Perhaps the most well-known of the Spanish train routes, the Transcantabrico takes you across northwestern Spain, from the pilgrimage town of Santiago de Compostela to the food capital San Sebastian. What makes the Transcantabrico so remarkable is the possibility of travelling in the Grand Luxe five-star cabins which have their own fine dining restaurant and on-board entertainment in the social carriages. A journey on the Transcantabrico is a holiday in its own right, and expectedly comes with quite a price tag.
Montserrat is a small mountain range located some 50km (31 miles) away from the Catalan capital and is truly remarkable for its unusual rock formations. Carved out by water millions of years ago, the mountain range is also home to the Montserrat Monastery. The train ride from Barcelona to Montserrat is relatively short, lasting less than an hour, but offers incredible vistas of the mountain as you approach from down in the valley. At the top, hike across the mountain top and admire the expansive views ahead of you.
The so-called ‘Train of the Lakes‘ is a sightseeing train ride which runs from Lleida in Spain to Saint Girons in France and was first inaugurated in 1929. The train runs along the course of the Noguera Pallaressa and Segre rivers, offering views of the nearby mountains, valley and water reservoirs – hence its name. Highlights include some great birdwatching opportunities, as well as geological and historical sites which can be visited along the way.
Offering a similar experience to the Transcantabrico but with less glamour – and an equally reduced price tag – La Robla is a train experience across northwester Spain, from Léon to Bilbao in the Basque Country. The vintage locomotive stops off at different points of interest along the way where guests can enjoy sightseeing as well as traditional meals in local restaurants. The train is stationary during the night though, so that passengers can be well rested and enjoy breakfast with a view as the journey continues in the morning.
One of the quirkier train rides in Spain, the Tren de la Fresa runs between Madrid and the town of Aranjuez, famed for its juicy strawberries or fresas in Spanish.

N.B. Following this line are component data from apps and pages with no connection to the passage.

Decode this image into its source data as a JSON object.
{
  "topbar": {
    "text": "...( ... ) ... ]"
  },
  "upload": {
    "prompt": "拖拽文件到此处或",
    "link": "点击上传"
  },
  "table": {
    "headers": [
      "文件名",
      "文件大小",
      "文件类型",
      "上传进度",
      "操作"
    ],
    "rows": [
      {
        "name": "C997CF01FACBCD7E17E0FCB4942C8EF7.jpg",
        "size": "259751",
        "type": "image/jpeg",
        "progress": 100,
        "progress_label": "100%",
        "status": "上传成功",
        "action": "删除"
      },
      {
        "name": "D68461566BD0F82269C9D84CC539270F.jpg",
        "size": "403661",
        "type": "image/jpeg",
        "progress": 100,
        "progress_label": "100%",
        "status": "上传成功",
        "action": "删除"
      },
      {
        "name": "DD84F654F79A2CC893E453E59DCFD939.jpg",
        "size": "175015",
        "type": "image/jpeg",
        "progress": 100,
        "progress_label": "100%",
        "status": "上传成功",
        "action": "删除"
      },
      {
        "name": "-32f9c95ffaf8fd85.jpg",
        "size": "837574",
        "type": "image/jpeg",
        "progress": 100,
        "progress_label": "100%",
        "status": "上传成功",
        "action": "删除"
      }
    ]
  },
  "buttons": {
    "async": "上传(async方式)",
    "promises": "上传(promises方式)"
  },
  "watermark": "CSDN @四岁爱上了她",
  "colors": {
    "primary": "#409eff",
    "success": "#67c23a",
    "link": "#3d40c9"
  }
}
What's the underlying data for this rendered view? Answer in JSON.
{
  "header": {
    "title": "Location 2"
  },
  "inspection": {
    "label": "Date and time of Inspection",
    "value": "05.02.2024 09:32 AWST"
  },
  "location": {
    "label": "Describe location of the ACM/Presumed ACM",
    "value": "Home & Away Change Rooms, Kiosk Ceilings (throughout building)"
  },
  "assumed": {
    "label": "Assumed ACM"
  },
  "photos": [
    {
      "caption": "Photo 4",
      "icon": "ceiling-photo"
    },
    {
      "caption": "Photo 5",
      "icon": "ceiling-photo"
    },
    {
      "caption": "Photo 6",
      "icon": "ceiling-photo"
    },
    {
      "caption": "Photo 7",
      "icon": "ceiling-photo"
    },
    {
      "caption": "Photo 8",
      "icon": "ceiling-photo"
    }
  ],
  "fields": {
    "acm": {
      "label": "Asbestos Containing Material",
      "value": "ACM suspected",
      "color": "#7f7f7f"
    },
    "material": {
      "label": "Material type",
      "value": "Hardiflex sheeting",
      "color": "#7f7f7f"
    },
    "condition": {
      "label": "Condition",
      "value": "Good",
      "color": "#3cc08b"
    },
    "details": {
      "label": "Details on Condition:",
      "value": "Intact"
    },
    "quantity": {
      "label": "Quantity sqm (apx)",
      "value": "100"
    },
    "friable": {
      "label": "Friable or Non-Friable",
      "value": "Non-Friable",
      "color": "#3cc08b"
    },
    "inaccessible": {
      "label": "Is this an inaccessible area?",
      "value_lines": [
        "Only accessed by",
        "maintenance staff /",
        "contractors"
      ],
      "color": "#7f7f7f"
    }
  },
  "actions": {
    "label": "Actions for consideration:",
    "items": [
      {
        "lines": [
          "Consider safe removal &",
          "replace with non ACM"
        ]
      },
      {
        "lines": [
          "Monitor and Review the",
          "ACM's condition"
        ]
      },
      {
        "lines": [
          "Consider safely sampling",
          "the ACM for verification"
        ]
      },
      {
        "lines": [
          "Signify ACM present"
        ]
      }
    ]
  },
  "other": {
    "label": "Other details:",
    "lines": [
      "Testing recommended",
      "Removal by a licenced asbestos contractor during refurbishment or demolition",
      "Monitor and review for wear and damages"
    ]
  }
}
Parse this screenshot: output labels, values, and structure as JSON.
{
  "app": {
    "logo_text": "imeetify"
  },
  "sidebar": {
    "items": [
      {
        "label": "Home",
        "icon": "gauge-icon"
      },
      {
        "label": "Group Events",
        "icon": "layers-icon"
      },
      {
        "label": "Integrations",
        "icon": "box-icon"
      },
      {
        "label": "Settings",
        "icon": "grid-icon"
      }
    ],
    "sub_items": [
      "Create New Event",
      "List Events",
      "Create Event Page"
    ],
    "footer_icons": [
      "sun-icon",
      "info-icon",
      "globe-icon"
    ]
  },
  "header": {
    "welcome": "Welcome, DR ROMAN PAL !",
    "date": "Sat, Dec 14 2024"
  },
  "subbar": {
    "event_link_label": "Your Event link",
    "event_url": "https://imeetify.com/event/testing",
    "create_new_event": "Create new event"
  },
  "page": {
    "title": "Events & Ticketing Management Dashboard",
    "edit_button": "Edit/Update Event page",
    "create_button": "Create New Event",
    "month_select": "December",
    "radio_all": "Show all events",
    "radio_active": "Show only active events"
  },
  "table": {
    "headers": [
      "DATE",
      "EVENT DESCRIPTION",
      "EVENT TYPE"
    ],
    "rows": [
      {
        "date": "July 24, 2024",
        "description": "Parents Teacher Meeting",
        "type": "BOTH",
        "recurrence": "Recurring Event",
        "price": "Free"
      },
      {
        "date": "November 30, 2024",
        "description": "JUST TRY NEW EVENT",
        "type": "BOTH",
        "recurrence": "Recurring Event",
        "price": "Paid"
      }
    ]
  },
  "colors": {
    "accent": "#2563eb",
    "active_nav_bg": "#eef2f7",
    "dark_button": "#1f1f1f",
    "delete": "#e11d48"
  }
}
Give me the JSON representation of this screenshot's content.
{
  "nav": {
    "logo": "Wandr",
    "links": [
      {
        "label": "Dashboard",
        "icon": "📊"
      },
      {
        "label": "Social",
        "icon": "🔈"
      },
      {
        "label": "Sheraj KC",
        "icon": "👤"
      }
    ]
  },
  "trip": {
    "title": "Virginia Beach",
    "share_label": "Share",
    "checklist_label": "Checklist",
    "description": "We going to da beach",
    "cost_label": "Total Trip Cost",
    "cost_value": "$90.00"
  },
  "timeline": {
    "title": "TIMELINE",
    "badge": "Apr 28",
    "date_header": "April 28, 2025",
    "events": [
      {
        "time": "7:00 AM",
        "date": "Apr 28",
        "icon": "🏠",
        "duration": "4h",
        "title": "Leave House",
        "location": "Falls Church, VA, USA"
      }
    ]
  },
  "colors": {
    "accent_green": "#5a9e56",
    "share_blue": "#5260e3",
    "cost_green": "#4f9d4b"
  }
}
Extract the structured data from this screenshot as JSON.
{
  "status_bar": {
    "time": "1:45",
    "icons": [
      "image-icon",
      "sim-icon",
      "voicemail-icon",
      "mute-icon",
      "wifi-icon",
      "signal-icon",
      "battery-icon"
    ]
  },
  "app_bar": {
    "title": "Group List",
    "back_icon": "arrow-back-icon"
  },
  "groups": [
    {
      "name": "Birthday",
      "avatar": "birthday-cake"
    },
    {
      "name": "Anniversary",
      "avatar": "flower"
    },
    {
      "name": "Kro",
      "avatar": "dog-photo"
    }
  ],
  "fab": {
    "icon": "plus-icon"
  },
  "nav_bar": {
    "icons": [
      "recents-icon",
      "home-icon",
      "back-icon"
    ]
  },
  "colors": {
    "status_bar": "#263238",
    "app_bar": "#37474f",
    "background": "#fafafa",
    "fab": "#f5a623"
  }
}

The train runs from April to October (except July and August) and follows the route of the second ever Spanish train line, inaugurated over 160 years ago. What really makes the Tren de la Fresa memorable is the fact that passengers are fed strawberries by train workers in 19th century dress before arriving in the UNESCO World Heritage Site town of Aranjuez.
If you’re not put off by the idea of spending 12 hours in a train seat, the journey from Barcelona in the northeast to A Coruña in the northwest takes you across some of the most epic scenery in Spain. Starting on the shores of the Mediterranean, make your way through the Catalan backcountry, through the open pastures of Castile and Léon before arriving in the verdant valleys of Galicia and the Atlantic coast.
No longer officially named the Costa Blanca Express, this train route runs between Alicante and the infamous beach resort Benidorm. These days the train is part of the Alicante suburban rail network and makes frequent stops along the coastline of the Costa Blanca. If the thought of exploring Benidorm doesn’t sound quite up your street, opt for the neighbouring town of Villajoyosa, which has retained a more authentic spirit.
If some of Spain’s most famous train routes are to be found in the northwest it’s not surprising: the Basque Country, Asturias, Cantabria and Galicia boast some truly epic landscapes, from rolling hillsides, dramatic mountain landscapes and breathtaking coastline. The short train ride between Bilbao and Santander offers amazing views of the Cantabrian shoreline as it winds its way through small fishing villages.
Leave the Spanish capital behind and head north to the Asturian capital, Oviedo, on the shores of the Bay of Biscay. This train journey takes you through the heartland of Spain and along one of the country’s most impressive mountain ranges, the Picos de Europa – so named as they are said to have been one of the first things sailors would see on their return to Europe from the Americas.
If the northwest of Spain is marked by verdant pastures and epic coastline, then the south is an altogether different story. If the cities of Seville, Córdoba and Granada are famous for their Moorish architecture, the backcountry is home to the so-called pueblos blancos or ‘white villages’. Explore the beauty and charm of Andalusia by catching the train from the mountain top town of Ronda and winding your way through the mountainous arid landscape.
The Núria Valley Rack Railway may only run for 12.5km (7.7 miles), but the journey also climbs a 1,000m (3,280 feet) elevation through the Pyrenees mountains. The Vall de Núria is picture-perfect, with peaceful mid-mountain lakes, diverse wildlife and many species of wild animal to be admired. The rack railway, inaugurated in 1931, is in fact the only the way to access the valley which makes the journey all the more special.